Data to examine Block Start

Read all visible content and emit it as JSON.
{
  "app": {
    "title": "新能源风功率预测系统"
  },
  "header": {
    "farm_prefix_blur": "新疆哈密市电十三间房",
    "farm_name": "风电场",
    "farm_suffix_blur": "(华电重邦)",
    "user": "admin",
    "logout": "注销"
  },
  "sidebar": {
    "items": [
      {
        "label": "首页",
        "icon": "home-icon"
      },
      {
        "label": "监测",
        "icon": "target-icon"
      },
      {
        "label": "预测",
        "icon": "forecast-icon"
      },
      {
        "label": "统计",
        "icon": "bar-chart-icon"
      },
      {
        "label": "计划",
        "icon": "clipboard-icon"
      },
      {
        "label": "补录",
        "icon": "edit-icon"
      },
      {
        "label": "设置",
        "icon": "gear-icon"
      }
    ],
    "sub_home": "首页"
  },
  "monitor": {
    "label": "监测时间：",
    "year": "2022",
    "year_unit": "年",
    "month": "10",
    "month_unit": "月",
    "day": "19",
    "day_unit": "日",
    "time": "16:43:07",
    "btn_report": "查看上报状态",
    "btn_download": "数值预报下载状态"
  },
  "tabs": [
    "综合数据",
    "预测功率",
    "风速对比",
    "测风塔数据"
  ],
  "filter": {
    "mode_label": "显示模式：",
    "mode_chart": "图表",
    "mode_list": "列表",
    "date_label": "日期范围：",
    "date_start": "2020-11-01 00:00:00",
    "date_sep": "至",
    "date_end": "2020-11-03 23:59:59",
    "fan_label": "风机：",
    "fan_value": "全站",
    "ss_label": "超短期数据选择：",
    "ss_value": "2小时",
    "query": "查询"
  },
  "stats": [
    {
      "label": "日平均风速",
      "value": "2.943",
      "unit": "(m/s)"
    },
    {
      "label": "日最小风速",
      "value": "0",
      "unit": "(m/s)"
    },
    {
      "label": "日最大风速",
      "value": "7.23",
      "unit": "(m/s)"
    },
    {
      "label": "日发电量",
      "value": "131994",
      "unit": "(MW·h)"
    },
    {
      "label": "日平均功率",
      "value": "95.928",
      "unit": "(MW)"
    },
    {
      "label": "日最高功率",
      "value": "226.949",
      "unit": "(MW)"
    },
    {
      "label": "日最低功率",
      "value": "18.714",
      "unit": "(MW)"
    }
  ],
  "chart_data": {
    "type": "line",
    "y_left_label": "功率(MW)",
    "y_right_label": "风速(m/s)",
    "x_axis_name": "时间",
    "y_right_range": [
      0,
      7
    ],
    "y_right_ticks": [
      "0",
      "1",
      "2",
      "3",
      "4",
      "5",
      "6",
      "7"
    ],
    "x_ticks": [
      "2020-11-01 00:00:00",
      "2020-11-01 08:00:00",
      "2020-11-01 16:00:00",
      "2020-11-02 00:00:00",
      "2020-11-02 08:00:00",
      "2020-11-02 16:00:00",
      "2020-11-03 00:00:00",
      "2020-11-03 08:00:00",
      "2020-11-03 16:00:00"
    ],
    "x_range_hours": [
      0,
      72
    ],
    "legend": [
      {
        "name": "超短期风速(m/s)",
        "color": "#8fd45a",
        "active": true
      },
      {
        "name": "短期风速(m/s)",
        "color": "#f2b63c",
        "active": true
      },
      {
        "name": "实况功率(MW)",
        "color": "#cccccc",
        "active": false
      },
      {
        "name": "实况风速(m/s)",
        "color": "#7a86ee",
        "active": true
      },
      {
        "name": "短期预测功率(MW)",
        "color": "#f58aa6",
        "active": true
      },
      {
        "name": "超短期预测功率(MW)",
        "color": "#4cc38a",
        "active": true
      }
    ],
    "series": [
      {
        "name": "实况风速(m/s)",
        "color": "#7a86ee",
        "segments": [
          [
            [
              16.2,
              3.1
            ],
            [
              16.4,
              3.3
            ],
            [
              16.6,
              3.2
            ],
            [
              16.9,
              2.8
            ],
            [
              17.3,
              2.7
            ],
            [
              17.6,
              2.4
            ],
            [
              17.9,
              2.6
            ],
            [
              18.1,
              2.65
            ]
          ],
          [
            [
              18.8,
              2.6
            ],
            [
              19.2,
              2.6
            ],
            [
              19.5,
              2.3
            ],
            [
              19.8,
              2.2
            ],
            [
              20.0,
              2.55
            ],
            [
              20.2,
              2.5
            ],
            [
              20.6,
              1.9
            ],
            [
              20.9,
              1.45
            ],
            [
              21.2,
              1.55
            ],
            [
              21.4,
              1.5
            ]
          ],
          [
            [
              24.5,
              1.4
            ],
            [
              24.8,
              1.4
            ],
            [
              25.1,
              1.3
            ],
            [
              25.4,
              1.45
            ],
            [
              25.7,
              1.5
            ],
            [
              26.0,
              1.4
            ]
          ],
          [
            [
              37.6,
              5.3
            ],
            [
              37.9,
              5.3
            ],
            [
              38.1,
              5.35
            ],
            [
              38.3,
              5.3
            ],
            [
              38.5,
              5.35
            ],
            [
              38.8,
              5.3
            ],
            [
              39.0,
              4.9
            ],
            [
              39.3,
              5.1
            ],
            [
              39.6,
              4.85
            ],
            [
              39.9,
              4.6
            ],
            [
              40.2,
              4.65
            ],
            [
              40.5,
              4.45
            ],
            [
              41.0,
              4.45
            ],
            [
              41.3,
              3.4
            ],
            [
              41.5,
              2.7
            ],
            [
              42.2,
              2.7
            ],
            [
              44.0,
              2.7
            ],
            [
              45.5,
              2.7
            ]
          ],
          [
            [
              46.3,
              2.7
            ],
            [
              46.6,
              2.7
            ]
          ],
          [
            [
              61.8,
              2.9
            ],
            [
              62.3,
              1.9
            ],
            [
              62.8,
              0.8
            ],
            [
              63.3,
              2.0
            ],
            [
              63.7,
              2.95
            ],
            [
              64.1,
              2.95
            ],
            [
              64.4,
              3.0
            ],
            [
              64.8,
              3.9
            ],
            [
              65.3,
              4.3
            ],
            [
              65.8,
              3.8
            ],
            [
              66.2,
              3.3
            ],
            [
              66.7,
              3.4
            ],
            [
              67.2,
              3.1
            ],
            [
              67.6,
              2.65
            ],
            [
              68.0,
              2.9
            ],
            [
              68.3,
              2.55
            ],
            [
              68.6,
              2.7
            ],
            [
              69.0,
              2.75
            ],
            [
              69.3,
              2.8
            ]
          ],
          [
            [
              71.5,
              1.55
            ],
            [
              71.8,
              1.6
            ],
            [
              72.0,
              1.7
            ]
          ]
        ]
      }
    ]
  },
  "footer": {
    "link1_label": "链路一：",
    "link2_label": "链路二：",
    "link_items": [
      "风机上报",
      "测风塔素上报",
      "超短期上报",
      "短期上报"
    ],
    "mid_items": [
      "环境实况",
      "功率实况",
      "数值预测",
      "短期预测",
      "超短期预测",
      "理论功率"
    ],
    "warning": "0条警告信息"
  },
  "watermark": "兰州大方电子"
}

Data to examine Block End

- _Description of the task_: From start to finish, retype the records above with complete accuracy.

- _The answer_:
Read all visible content and emit it as JSON.
{
  "app": {
    "title": "新能源风功率预测系统"
  },
  "header": {
    "farm_prefix_blur": "新疆哈密市电十三间房",
    "farm_name": "风电场",
    "farm_suffix_blur": "(华电重邦)",
    "user": "admin",
    "logout": "注销"
  },
  "sidebar": {
    "items": [
      {
        "label": "首页",
        "icon": "home-icon"
      },
      {
        "label": "监测",
        "icon": "target-icon"
      },
      {
        "label": "预测",
        "icon": "forecast-icon"
      },
      {
        "label": "统计",
        "icon": "bar-chart-icon"
      },
      {
        "label": "计划",
        "icon": "clipboard-icon"
      },
      {
        "label": "补录",
        "icon": "edit-icon"
      },
      {
        "label": "设置",
        "icon": "gear-icon"
      }
    ],
    "sub_home": "首页"
  },
  "monitor": {
    "label": "监测时间：",
    "year": "2022",
    "year_unit": "年",
    "month": "10",
    "month_unit": "月",
    "day": "19",
    "day_unit": "日",
    "time": "16:43:07",
    "btn_report": "查看上报状态",
    "btn_download": "数值预报下载状态"
  },
  "tabs": [
    "综合数据",
    "预测功率",
    "风速对比",
    "测风塔数据"
  ],
  "filter": {
    "mode_label": "显示模式：",
    "mode_chart": "图表",
    "mode_list": "列表",
    "date_label": "日期范围：",
    "date_start": "2020-11-01 00:00:00",
    "date_sep": "至",
    "date_end": "2020-11-03 23:59:59",
    "fan_label": "风机：",
    "fan_value": "全站",
    "ss_label": "超短期数据选择：",
    "ss_value": "2小时",
    "query": "查询"
  },
  "stats": [
    {
      "label": "日平均风速",
      "value": "2.943",
      "unit": "(m/s)"
    },
    {
      "label": "日最小风速",
      "value": "0",
      "unit": "(m/s)"
    },
    {
      "label": "日最大风速",
      "value": "7.23",
      "unit": "(m/s)"
    },
    {
      "label": "日发电量",
      "value": "131994",
      "unit": "(MW·h)"
    },
    {
      "label": "日平均功率",
      "value": "95.928",
      "unit": "(MW)"
    },
    {
      "label": "日最高功率",
      "value": "226.949",
      "unit": "(MW)"
    },
    {
      "label": "日最低功率",
      "value": "18.714",
      "unit": "(MW)"
    }
  ],
  "chart_data": {
    "type": "line",
    "y_left_label": "功率(MW)",
    "y_right_label": "风速(m/s)",
    "x_axis_name": "时间",
    "y_right_range": [
      0,
      7
    ],
    "y_right_ticks": [
      "0",
      "1",
      "2",
      "3",
      "4",
      "5",
      "6",
      "7"
    ],
    "x_ticks": [
      "2020-11-01 00:00:00",
      "2020-11-01 08:00:00",
      "2020-11-01 16:00:00",
      "2020-11-02 00:00:00",
      "2020-11-02 08:00:00",
      "2020-11-02 16:00:00",
      "2020-11-03 00:00:00",
      "2020-11-03 08:00:00",
      "2020-11-03 16:00:00"
    ],
    "x_range_hours": [
      0,
      72
    ],
    "legend": [
      {
        "name": "超短期风速(m/s)",
        "color": "#8fd45a",
        "active": true
      },
      {
        "name": "短期风速(m/s)",
        "color": "#f2b63c",
        "active": true
      },
      {
        "name": "实况功率(MW)",
        "color": "#cccccc",
        "active": false
      },
      {
        "name": "实况风速(m/s)",
        "color": "#7a86ee",
        "active": true
      },
      {
        "name": "短期预测功率(MW)",
        "color": "#f58aa6",
        "active": true
      },
      {
        "name": "超短期预测功率(MW)",
        "color": "#4cc38a",
        "active": true
      }
    ],
    "series": [
      {
        "name": "实况风速(m/s)",
        "color": "#7a86ee",
        "segments": [
          [
            [
              16.2,
              3.1
            ],
            [
              16.4,
              3.3
            ],
            [
              16.6,
              3.2
            ],
            [
              16.9,
              2.8
            ],
            [
              17.3,
              2.7
            ],
            [
              17.6,
              2.4
            ],
            [
              17.9,
              2.6
            ],
            [
              18.1,
              2.65
            ]
          ],
          [
            [
              18.8,
              2.6
            ],
            [
              19.2,
              2.6
            ],
            [
              19.5,
              2.3
            ],
            [
              19.8,
              2.2
            ],
            [
              20.0,
              2.55
            ],
            [
              20.2,
              2.5
            ],
            [
              20.6,
              1.9
            ],
            [
              20.9,
              1.45
            ],
            [
              21.2,
              1.55
            ],
            [
              21.4,
              1.5
            ]
          ],
          [
            [
              24.5,
              1.4
            ],
            [
              24.8,
              1.4
            ],
            [
              25.1,
              1.3
            ],
            [
              25.4,
              1.45
            ],
            [
              25.7,
              1.5
            ],
            [
              26.0,
              1.4
            ]
          ],
          [
            [
              37.6,
              5.3
            ],
            [
              37.9,
              5.3
            ],
            [
              38.1,
              5.35
            ],
            [
              38.3,
              5.3
            ],
            [
              38.5,
              5.35
            ],
            [
              38.8,
              5.3
            ],
            [
              39.0,
              4.9
            ],
            [
              39.3,
              5.1
            ],
            [
              39.6,
              4.85
            ],
            [
              39.9,
              4.6
            ],
            [
              40.2,
              4.65
            ],
            [
              40.5,
              4.45
            ],
            [
              41.0,
              4.45
            ],
            [
              41.3,
              3.4
            ],
            [
              41.5,
              2.7
            ],
            [
              42.2,
              2.7
            ],
            [
              44.0,
              2.7
            ],
            [
              45.5,
              2.7
            ]
          ],
          [
            [
              46.3,
              2.7
            ],
            [
              46.6,
              2.7
            ]
          ],
          [
            [
              61.8,
              2.9
            ],
            [
              62.3,
              1.9
            ],
            [
              62.8,
              0.8
            ],
            [
              63.3,
              2.0
            ],
            [
              63.7,
              2.95
            ],
            [
              64.1,
              2.95
            ],
            [
              64.4,
              3.0
            ],
            [
              64.8,
              3.9
            ],
            [
              65.3,
              4.3
            ],
            [
              65.8,
              3.8
            ],
            [
              66.2,
              3.3
            ],
            [
              66.7,
              3.4
            ],
            [
              67.2,
              3.1
            ],
            [
              67.6,
              2.65
            ],
            [
              68.0,
              2.9
            ],
            [
              68.3,
              2.55
            ],
            [
              68.6,
              2.7
            ],
            [
              69.0,
              2.75
            ],
            [
              69.3,
              2.8
            ]
          ],
          [
            [
              71.5,
              1.55
            ],
            [
              71.8,
              1.6
            ],
            [
              72.0,
              1.7
            ]
          ]
        ]
      }
    ]
  },
  "footer": {
    "link1_label": "链路一：",
    "link2_label": "链路二：",
    "link_items": [
      "风机上报",
      "测风塔素上报",
      "超短期上报",
      "短期上报"
    ],
    "mid_items": [
      "环境实况",
      "功率实况",
      "数值预测",
      "短期预测",
      "超短期预测",
      "理论功率"
    ],
    "warning": "0条警告信息"
  },
  "watermark": "兰州大方电子"
}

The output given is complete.